A sensational summer
Liberty’s campus stays busy with the Commonwealth Games and more
While students were gone, Liberty University’s campus buzzed with activity during the summer months.
Among those activities, the university received national recognition as Virginia’s first Purple Heart University, hosted the Virginia Commonwealth Games and auctioned off WFFP-TV for $23.1 million.
Purple Heart University
On July 27, Liberty was recognized by military service members for officially becoming the first Purple Heart University in the state of Virginia. The Purple Heart University designation is awarded by the Military Honor of the Purple Heart.
Retired U.S. Army 1st Sgt. Cheryl Anderson-McKenna, a military education coordinator with Liberty’s recruitment team, said Liberty has stepped forward by becoming a Purple Heart University.
“It just shows our military students that we really do care for them and support them,” McKenna-Anderson said.
“We’re not just military friendly, we’re military supportive.”
Ron Ramsdell, retired first sergeant and assistant director for military education development, said this recognition shows how those in service view the university.
According to Ramsdell, nearly 30,000 military students attend Liberty Online.
“I think it’s fantastic that Liberty University as a Christian organization has been given the opportunity to be a Purple Heart school simply because of the audience that Liberty represents,” Ramsdell said.
“I think it speaks not only about the school’s reputation, but how service members feel about the school.”
The university has designated its status by adding Purple Heart University signs on the campus and setting aside a parking spot for recipients of the Purple Heart.
Virginia Commonwealth Games
Along with being recognized as the first Purple Heart University in Virginia, Liberty also hosted the annual Virginia Commonwealth Games’ Main Game Weekend in July.
Virginia Commonwealth Games President Dan Foutz said numerous records were broken and participation grew as new games were added.
According to Foutz, the Commonwealth Games’ participation numbers continue to increase with over 10,000 participants this year.
Foutz said one thing that creates a positive experience for those who attend is the various facilities that Liberty offers.
“Everyone loves the facilities there at Liberty,” Foutz said.
“It’s been a very positive impact that we’ve gotten this year through the few surveys we have received.”
The Commonwealth Games are funded mainly through sponsorships to further their mission of providing events for people in the state of Virginia to participate in an environment that inspires health and wellness through education and training.
“We want to continue to post information, not just for the athletes but for coaches, parents and athletic directors of the schools,” Foutz said.
“We want to preserve the integrity of the next generation of athletes.”
TV Station Auction
The university also received $23.1 million in July from selling WFFP-TV in a Federal Communications Commission reverse auction that closed March 30.
The reverse auction gave Liberty the opportunity to sell the TV station’s spectrum rights and share a channel with a different station.
Spectrum rights are the TV station’s rights to exclusively broadcast wireless communications in a section of the range of radio frequencies.
Charles Meisch, a spokesman for the FCC, said the reverse auction, which opened March 29, 2016, allowed stations like WFFP-TV to reap revenue without losing the ability to broadcast.
“A reverse auction creates unique economic opportunity for stations without sacrificing air time,” Meisch said.
Randy Smith, Liberty’s executive vice president and chief operating officer, said he and President Jerry Falwell entered the auction hoping to gain at least $10 million.
Smith said consultants hired by the university estimated the spectrum was worth anywhere from $10 million to $60 million.
“The president and I spoke about it and decided that the TV station wasn’t being successful at all,” Smith said.
“It had no audience that was measurable.

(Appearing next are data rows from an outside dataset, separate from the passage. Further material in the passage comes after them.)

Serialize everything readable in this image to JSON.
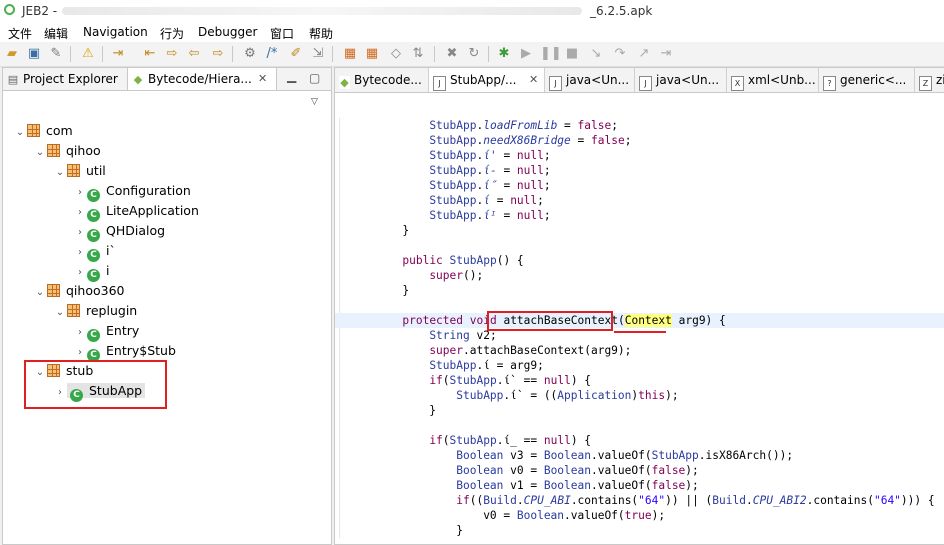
{
  "window": {
    "title_prefix": "JEB2 -",
    "title_suffix": "_6.2.5.apk"
  },
  "menu": [
    "文件",
    "编辑",
    "Navigation",
    "行为",
    "Debugger",
    "窗口",
    "帮助"
  ],
  "toolbar_icons": [
    "open-icon",
    "save-icon",
    "wrench-icon",
    "warning-icon",
    "import-icon",
    "export-icon",
    "back-icon",
    "forward-icon",
    "gear-icon",
    "comment-icon",
    "pencil-icon",
    "convert-icon",
    "grid-icon",
    "grid2-icon",
    "decompile-icon",
    "xref-icon",
    "delete-icon",
    "refresh-icon",
    "bug-icon",
    "resume-icon",
    "pause-icon",
    "stop-icon",
    "step-into-icon",
    "step-over-icon",
    "step-out-icon",
    "run-to-icon"
  ],
  "left_tabs": [
    {
      "label": "Project Explorer",
      "icon": "project-icon"
    },
    {
      "label": "Bytecode/Hiera...",
      "icon": "android-icon"
    }
  ],
  "tree": [
    {
      "label": "com",
      "kind": "package",
      "level": 0,
      "expanded": true
    },
    {
      "label": "qihoo",
      "kind": "package",
      "level": 1,
      "expanded": true
    },
    {
      "label": "util",
      "kind": "package",
      "level": 2,
      "expanded": true
    },
    {
      "label": "Configuration",
      "kind": "class",
      "level": 3
    },
    {
      "label": "LiteApplication",
      "kind": "class",
      "level": 3
    },
    {
      "label": "QHDialog",
      "kind": "class",
      "level": 3
    },
    {
      "label": "i`",
      "kind": "class",
      "level": 3
    },
    {
      "label": "i",
      "kind": "class",
      "level": 3
    },
    {
      "label": "qihoo360",
      "kind": "package",
      "level": 1,
      "expanded": true
    },
    {
      "label": "replugin",
      "kind": "package",
      "level": 2,
      "expanded": true
    },
    {
      "label": "Entry",
      "kind": "class",
      "level": 3
    },
    {
      "label": "Entry$Stub",
      "kind": "class",
      "level": 3
    },
    {
      "label": "stub",
      "kind": "package",
      "level": 1,
      "expanded": true
    },
    {
      "label": "StubApp",
      "kind": "class",
      "level": 2,
      "selected": true
    }
  ],
  "editor_tabs": [
    {
      "label": "Bytecode...",
      "icon": "A"
    },
    {
      "label": "StubApp/...",
      "icon": "J",
      "active": true
    },
    {
      "label": "java<Un...",
      "icon": "J"
    },
    {
      "label": "java<Un...",
      "icon": "J"
    },
    {
      "label": "xml<Unb...",
      "icon": "X"
    },
    {
      "label": "generic<...",
      "icon": "?"
    },
    {
      "label": "zi",
      "icon": "Z"
    }
  ],
  "code": [
    [
      [
        "        ",
        "pl"
      ],
      [
        "StubApp",
        "ty"
      ],
      [
        ".",
        "pl"
      ],
      [
        "loadFromLib",
        "fi"
      ],
      [
        " = ",
        "pl"
      ],
      [
        "false",
        "kw"
      ],
      [
        ";",
        "pl"
      ]
    ],
    [
      [
        "        ",
        "pl"
      ],
      [
        "StubApp",
        "ty"
      ],
      [
        ".",
        "pl"
      ],
      [
        "needX86Bridge",
        "fi"
      ],
      [
        " = ",
        "pl"
      ],
      [
        "false",
        "kw"
      ],
      [
        ";",
        "pl"
      ]
    ],
    [
      [
        "        ",
        "pl"
      ],
      [
        "StubApp",
        "ty"
      ],
      [
        ".",
        "pl"
      ],
      [
        "ί'",
        "fi"
      ],
      [
        " = ",
        "pl"
      ],
      [
        "null",
        "kw"
      ],
      [
        ";",
        "pl"
      ]
    ],
    [
      [
        "        ",
        "pl"
      ],
      [
        "StubApp",
        "ty"
      ],
      [
        ".",
        "pl"
      ],
      [
        "ί-",
        "fi"
      ],
      [
        " = ",
        "pl"
      ],
      [
        "null",
        "kw"
      ],
      [
        ";",
        "pl"
      ]
    ],
    [
      [
        "        ",
        "pl"
      ],
      [
        "StubApp",
        "ty"
      ],
      [
        ".",
        "pl"
      ],
      [
        "ί″",
        "fi"
      ],
      [
        " = ",
        "pl"
      ],
      [
        "null",
        "kw"
      ],
      [
        ";",
        "pl"
      ]
    ],
    [
      [
        "        ",
        "pl"
      ],
      [
        "StubApp",
        "ty"
      ],
      [
        ".",
        "pl"
      ],
      [
        "ί",
        "fi"
      ],
      [
        " = ",
        "pl"
      ],
      [
        "null",
        "kw"
      ],
      [
        ";",
        "pl"
      ]
    ],
    [
      [
        "        ",
        "pl"
      ],
      [
        "StubApp",
        "ty"
      ],
      [
        ".",
        "pl"
      ],
      [
        "ίᴵ",
        "fi"
      ],
      [
        " = ",
        "pl"
      ],
      [
        "null",
        "kw"
      ],
      [
        ";",
        "pl"
      ]
    ],
    [
      [
        "    }",
        "pl"
      ]
    ],
    [
      [
        "",
        "pl"
      ]
    ],
    [
      [
        "    ",
        "pl"
      ],
      [
        "public",
        "kw"
      ],
      [
        " ",
        "pl"
      ],
      [
        "StubApp",
        "ty"
      ],
      [
        "() {",
        "pl"
      ]
    ],
    [
      [
        "        ",
        "pl"
      ],
      [
        "super",
        "kw"
      ],
      [
        "();",
        "pl"
      ]
    ],
    [
      [
        "    }",
        "pl"
      ]
    ],
    [
      [
        "",
        "pl"
      ]
    ],
    [
      [
        "    ",
        "pl"
      ],
      [
        "protected",
        "kw"
      ],
      [
        " ",
        "pl"
      ],
      [
        "void",
        "kw"
      ],
      [
        " ",
        "pl"
      ],
      [
        "attachBaseContext",
        "pl"
      ],
      [
        "(",
        "pl"
      ],
      [
        "Context",
        "hl"
      ],
      [
        " arg9) {",
        "pl"
      ]
    ],
    [
      [
        "        ",
        "pl"
      ],
      [
        "String",
        "ty"
      ],
      [
        " v2;",
        "pl"
      ]
    ],
    [
      [
        "        ",
        "pl"
      ],
      [
        "super",
        "kw"
      ],
      [
        ".attachBaseContext(arg9);",
        "pl"
      ]
    ],
    [
      [
        "        ",
        "pl"
      ],
      [
        "StubApp",
        "ty"
      ],
      [
        ".ί = arg9;",
        "pl"
      ]
    ],
    [
      [
        "        ",
        "pl"
      ],
      [
        "if",
        "kw"
      ],
      [
        "(",
        "pl"
      ],
      [
        "StubApp",
        "ty"
      ],
      [
        ".ί` == ",
        "pl"
      ],
      [
        "null",
        "kw"
      ],
      [
        ") {",
        "pl"
      ]
    ],
    [
      [
        "            ",
        "pl"
      ],
      [
        "StubApp",
        "ty"
      ],
      [
        ".ί` = ((",
        "pl"
      ],
      [
        "Application",
        "ty"
      ],
      [
        ")",
        "pl"
      ],
      [
        "this",
        "kw"
      ],
      [
        ");",
        "pl"
      ]
    ],
    [
      [
        "        }",
        "pl"
      ]
    ],
    [
      [
        "",
        "pl"
      ]
    ],
    [
      [
        "        ",
        "pl"
      ],
      [
        "if",
        "kw"
      ],
      [
        "(",
        "pl"
      ],
      [
        "StubApp",
        "ty"
      ],
      [
        ".ί_ == ",
        "pl"
      ],
      [
        "null",
        "kw"
      ],
      [
        ") {",
        "pl"
      ]
    ],
    [
      [
        "            ",
        "pl"
      ],
      [
        "Boolean",
        "ty"
      ],
      [
        " v3 = ",
        "pl"
      ],
      [
        "Boolean",
        "ty"
      ],
      [
        ".valueOf(",
        "pl"
      ],
      [
        "StubApp",
        "ty"
      ],
      [
        ".isX86Arch());",
        "pl"
      ]
    ],
    [
      [
        "            ",
        "pl"
      ],
      [
        "Boolean",
        "ty"
      ],
      [
        " v0 = ",
        "pl"
      ],
      [
        "Boolean",
        "ty"
      ],
      [
        ".valueOf(",
        "pl"
      ],
      [
        "false",
        "kw"
      ],
      [
        ");",
        "pl"
      ]
    ],
    [
      [
        "            ",
        "pl"
      ],
      [
        "Boolean",
        "ty"
      ],
      [
        " v1 = ",
        "pl"
      ],
      [
        "Boolean",
        "ty"
      ],
      [
        ".valueOf(",
        "pl"
      ],
      [
        "false",
        "kw"
      ],
      [
        ");",
        "pl"
      ]
    ],
    [
      [
        "            ",
        "pl"
      ],
      [
        "if",
        "kw"
      ],
      [
        "((",
        "pl"
      ],
      [
        "Build",
        "ty"
      ],
      [
        ".",
        "pl"
      ],
      [
        "CPU_ABI",
        "fi"
      ],
      [
        ".contains(",
        "pl"
      ],
      [
        "\"64\"",
        "st"
      ],
      [
        ")) || (",
        "pl"
      ],
      [
        "Build",
        "ty"
      ],
      [
        ".",
        "pl"
      ],
      [
        "CPU_ABI2",
        "fi"
      ],
      [
        ".contains(",
        "pl"
      ],
      [
        "\"64\"",
        "st"
      ],
      [
        "))) {",
        "pl"
      ]
    ],
    [
      [
        "                v0 = ",
        "pl"
      ],
      [
        "Boolean",
        "ty"
      ],
      [
        ".valueOf(",
        "pl"
      ],
      [
        "true",
        "kw"
      ],
      [
        ");",
        "pl"
      ]
    ],
    [
      [
        "            }",
        "pl"
      ]
    ]
  ]
}
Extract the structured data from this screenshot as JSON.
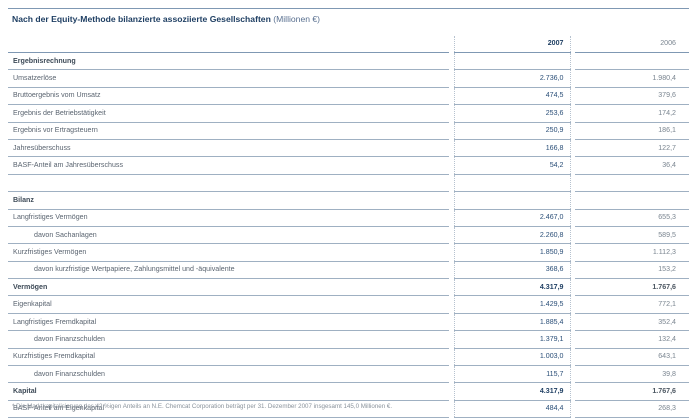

It had no revenue. It only had expenses.”
According to Meisch, the reverse auction was part of a larger auction facilitated by the FCC.
The year-long auction gave broadcast stations the ability to sell parts of the spectrum that cellular companies could then bid for in a forward auction.
During the third phase of the auction, the FCC froze the spectrum’s price at $23.1 million.
Smith credited Sandra Wagner, the general manager and vice president of operations for the Liberty Channel, for managing the day-to-day operations of the auctions and accepting and rejecting bids.
Smith said he is in talks with three local stations who could potentially share their channel with WFFP-TV.
Liberty also has the option of sharing with its second TV channel, WLHG-CD.
“Almost everyone who watches us watches us on cable or satellite,” Smith said.
“Around 93 percent of the market here has either cable or satellite. So our main thing is we want to make sure we’re able to get a signal out to the cable and satellite. And we’ll do that through channel sharing.”
Last year, WFFP-TV aired 172 Liberty Flames sporting events along with Convocation.
CONLEY is a news writer.
COVEY is the asst. news editor.